About this task — Copy each line of the following data that contains "Slide".

[Excerpted records Boundary: Start]

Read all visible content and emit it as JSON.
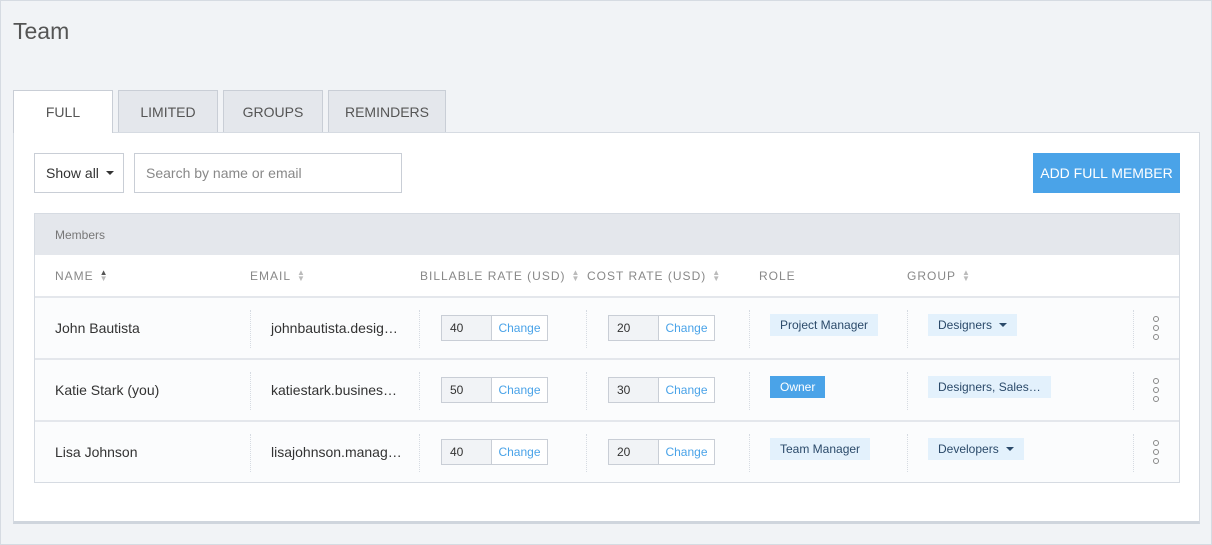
{
  "title": "Team",
  "tabs": [
    "FULL",
    "LIMITED",
    "GROUPS",
    "REMINDERS"
  ],
  "filter": {
    "selected": "Show all"
  },
  "search": {
    "placeholder": "Search by name or email",
    "value": ""
  },
  "add_button": "ADD FULL MEMBER",
  "table": {
    "section": "Members",
    "columns": [
      "NAME",
      "EMAIL",
      "BILLABLE RATE (USD)",
      "COST RATE (USD)",
      "ROLE",
      "GROUP"
    ],
    "change_label": "Change",
    "rows": [
      {
        "name": "John Bautista",
        "email": "johnbautista.desig…",
        "billable": "40",
        "cost": "20",
        "role": "Project Manager",
        "group": "Designers"
      },
      {
        "name": "Katie Stark (you)",
        "email": "katiestark.busines…",
        "billable": "50",
        "cost": "30",
        "role": "Owner",
        "group": "Designers, Sales…"
      },
      {
        "name": "Lisa Johnson",
        "email": "lisajohnson.manag…",
        "billable": "40",
        "cost": "20",
        "role": "Team Manager",
        "group": "Developers"
      }
    ]
  }
}
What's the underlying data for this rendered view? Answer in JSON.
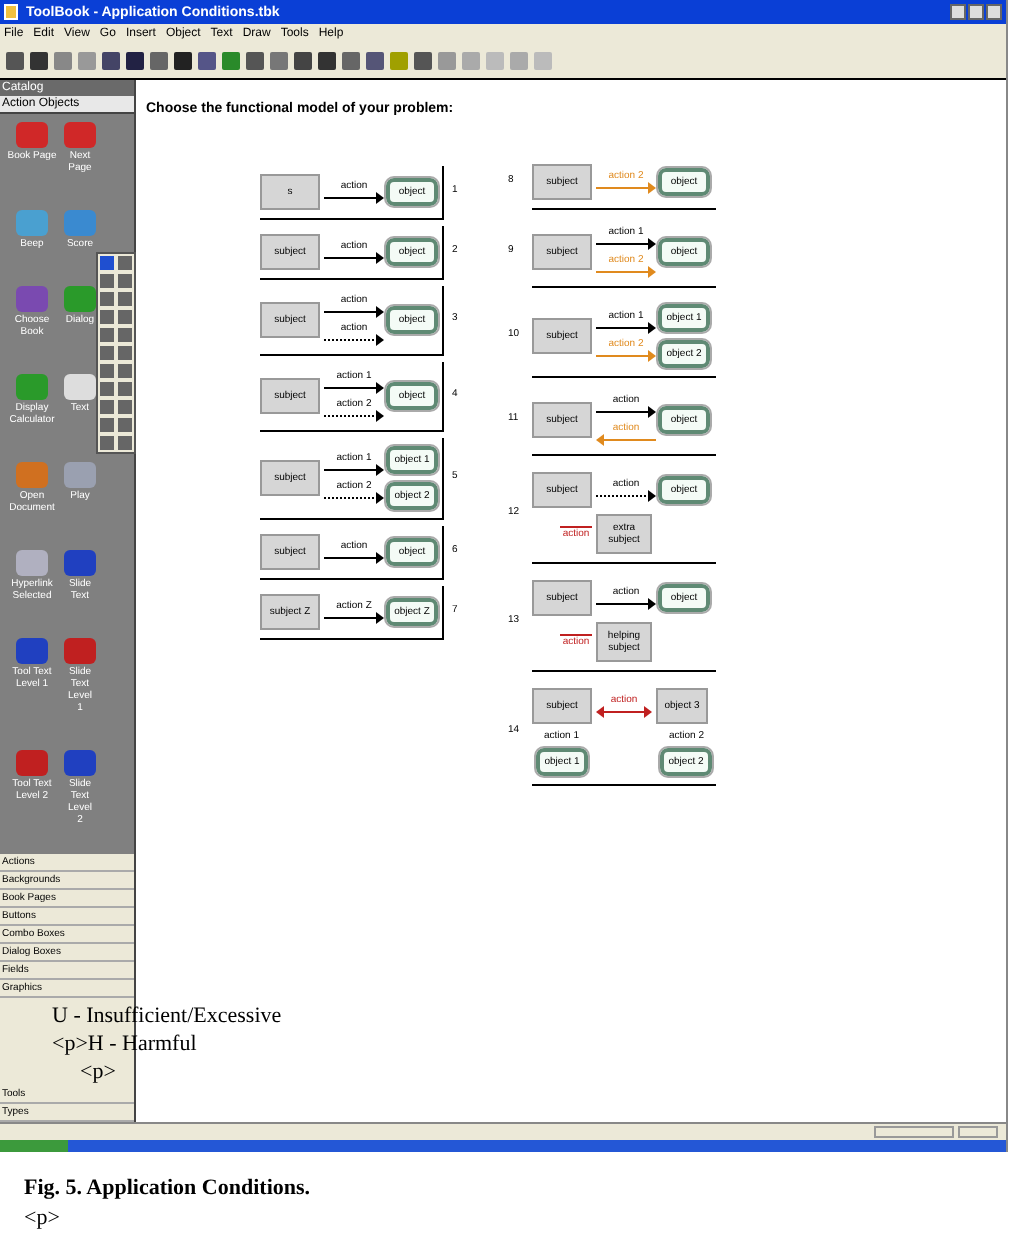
{
  "window": {
    "title": "ToolBook - Application Conditions.tbk"
  },
  "menu": [
    "File",
    "Edit",
    "View",
    "Go",
    "Insert",
    "Object",
    "Text",
    "Draw",
    "Tools",
    "Help"
  ],
  "catalog": {
    "title": "Catalog",
    "category": "Action Objects",
    "items": [
      "Book Page",
      "Next Page",
      "Beep",
      "Score",
      "Choose Book",
      "Dialog",
      "Display Calculator",
      "Text",
      "Open Document",
      "Play",
      "Hyperlink Selected",
      "Slide Text",
      "Tool Text Level 1",
      "Slide Text Level 1",
      "Tool Text Level 2",
      "Slide Text Level 2"
    ]
  },
  "categories": [
    "Actions",
    "Backgrounds",
    "Book Pages",
    "Buttons",
    "Combo Boxes",
    "Dialog Boxes",
    "Fields",
    "Graphics",
    "Tools",
    "Types"
  ],
  "heading": "Choose the functional model of your problem:",
  "left_models": [
    {
      "number": "1",
      "kind": "chain",
      "subject": "s",
      "actions": [
        {
          "label": "action",
          "kind": "normal"
        }
      ],
      "objects": [
        "object"
      ]
    },
    {
      "number": "2",
      "kind": "chain",
      "subject": "subject",
      "actions": [
        {
          "label": "action",
          "kind": "normal"
        }
      ],
      "objects": [
        "object"
      ]
    },
    {
      "number": "3",
      "kind": "chain",
      "subject": "subject",
      "actions": [
        {
          "label": "action",
          "kind": "normal"
        },
        {
          "label": "action",
          "kind": "dotted"
        }
      ],
      "objects": [
        "object"
      ]
    },
    {
      "number": "4",
      "kind": "chain",
      "subject": "subject",
      "actions": [
        {
          "label": "action 1",
          "kind": "normal"
        },
        {
          "label": "action 2",
          "kind": "dotted"
        }
      ],
      "objects": [
        "object"
      ]
    },
    {
      "number": "5",
      "kind": "chain",
      "subject": "subject",
      "actions": [
        {
          "label": "action 1",
          "kind": "normal"
        },
        {
          "label": "action 2",
          "kind": "dotted"
        }
      ],
      "objects": [
        "object 1",
        "object 2"
      ]
    },
    {
      "number": "6",
      "kind": "chain",
      "subject": "subject",
      "actions": [
        {
          "label": "action",
          "kind": "normal"
        }
      ],
      "objects": [
        "object"
      ]
    },
    {
      "number": "7",
      "kind": "chain",
      "subject": "subject Z",
      "actions": [
        {
          "label": "action Z",
          "kind": "normal"
        }
      ],
      "objects": [
        "object Z"
      ]
    }
  ],
  "right_models": [
    {
      "number": "8",
      "kind": "chain",
      "subject": "subject",
      "actions": [
        {
          "label": "action 2",
          "kind": "harmful"
        }
      ],
      "objects": [
        "object"
      ]
    },
    {
      "number": "9",
      "kind": "chain",
      "subject": "subject",
      "actions": [
        {
          "label": "action 1",
          "kind": "normal"
        },
        {
          "label": "action 2",
          "kind": "harmful"
        }
      ],
      "objects": [
        "object"
      ]
    },
    {
      "number": "10",
      "kind": "chain",
      "subject": "subject",
      "actions": [
        {
          "label": "action 1",
          "kind": "normal"
        },
        {
          "label": "action 2",
          "kind": "harmful"
        }
      ],
      "objects": [
        "object 1",
        "object 2"
      ]
    },
    {
      "number": "11",
      "kind": "chain",
      "subject": "subject",
      "actions": [
        {
          "label": "action",
          "kind": "normal"
        },
        {
          "label": "action",
          "kind": "harmful_reverse"
        }
      ],
      "objects": [
        "object"
      ]
    },
    {
      "number": "12",
      "kind": "extra",
      "subject": "subject",
      "actions": [
        {
          "label": "action",
          "kind": "dotted"
        }
      ],
      "objects": [
        "object"
      ],
      "extra": {
        "subject": "extra subject",
        "action": "action"
      }
    },
    {
      "number": "13",
      "kind": "extra",
      "subject": "subject",
      "actions": [
        {
          "label": "action",
          "kind": "normal"
        }
      ],
      "objects": [
        "object"
      ],
      "extra": {
        "subject": "helping subject",
        "action": "action"
      }
    },
    {
      "number": "14",
      "kind": "pair",
      "subjects": [
        "subject",
        "object 3"
      ],
      "link": "action",
      "actions": [
        "action 1",
        "action 2"
      ],
      "objects": [
        "object 1",
        "object 2"
      ]
    }
  ],
  "legend": [
    "U - Insufficient/Excessive",
    "<p>H - Harmful",
    "<p>"
  ],
  "caption": {
    "title": "Fig. 5. Application Conditions.",
    "tag": "<p>"
  }
}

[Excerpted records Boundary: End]

Response box —
      "Slide Text",
      "Slide Text Level 1",
      "Slide Text Level 2"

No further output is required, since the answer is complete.